Now we go back to the ground frame of reference, where we know the balloon has traveled 5km. Since that took 30 minutes, the wind speed is 10 km/hr.

Thus illustrating the principle that the laws of physics are independent of reference frame, but that the equations are usually simpler in a particular frame. :slight_smile:


How do we know it was before? Did I miss something in the question?

Now, I’m imagining that it doesn’t matter if the plane is flying parallel to the direction of balloon travel (E-W) or not, since the wind moving the balloon in a westerly direction is also moving the plane in the same direction. (map it out if the baloon is moving due west and the plane is travelling due north. However, the round trip time is still 30 minutes!!

Hey, elontennis, if you had known that you would have gotten such an indepth response, would you have posted to begin with? I mean you’re doing simple algebra stuff and we’re getting ready to take some major derivatives!!

Misplaced the d*mn parenthesis! Should be,

…Then, if we assume the plane’s air speed (rather than ground speed) is constant,…

Rick (who used preview, but didn’t do it carefully)

Actually, it was remiss of me to assume that the plane encountered the balloon before passing the building again.

However, I tried it the other way (with the plane going east then turning around and catching up with the balloon). Same answer.
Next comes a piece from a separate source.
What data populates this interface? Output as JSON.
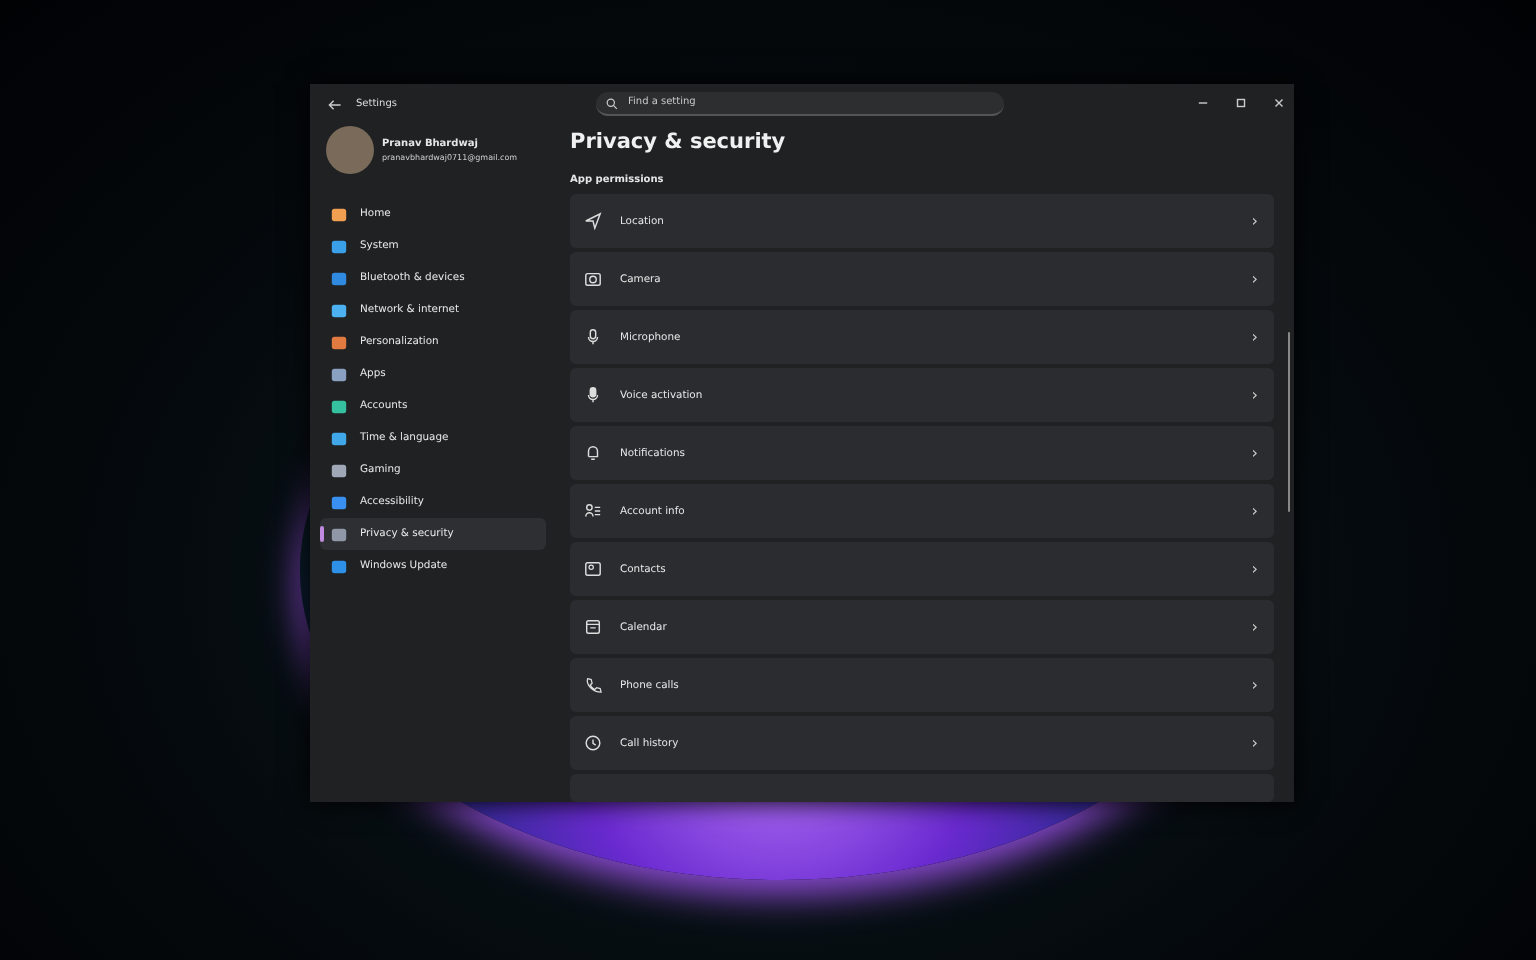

Then, thinking intuitively, it doesn’t matter which way the plane is going! If it went north, it’d go V[sub]p[/sub]t[sub]o[/sub] km north and be pushed 2.5 km to the west by the same wind that’s pushing the balloon. Turning around and going south, it’d be pushed another 2.5 km west by the same wind. t[sub]o[/sub] = t[sub]i[/sub], and the plane would be at the same latitude of the building and balloon, and the same longitude as the balloon because of the wind. 5 km in 1/2 hr is 10 km/hr.

I’m in agreement with RickG and AWG’s last response. The answer is 10 km/hr. It’s as simple as recognizing 5 km in half an hour.

It matters not what the direction or speed of the airplane is (as long as it’s greater than zero). The airplane drifts in the same mass of air as the balloon, and its round trip takes half an hour.

Ground-based observers would see that the track of the airplane over the gound would not necessarily be the same as its heading (due to crosswind), or that its groundspeed would generally be different for the out- and inbound legs, but that’s not relevant to this question.

Quoth RickG:

I feel obliged to point out that the problem, as stated, never says that the plane’s speed is constant in any particular reference frame. Of course, it’s a reasonable assumption, and the problem’s unsolvable without knowing that (or some other information about the plane’s speed), but it’s still a point.

Which is pretty much why I made the assumption. I got so used to solving problems like this when I was a Freshman Physics TA that I tend to read the necessary assumptions into the problem without really thinking about it. You are correct, though, that the problem should have stated it explicitly.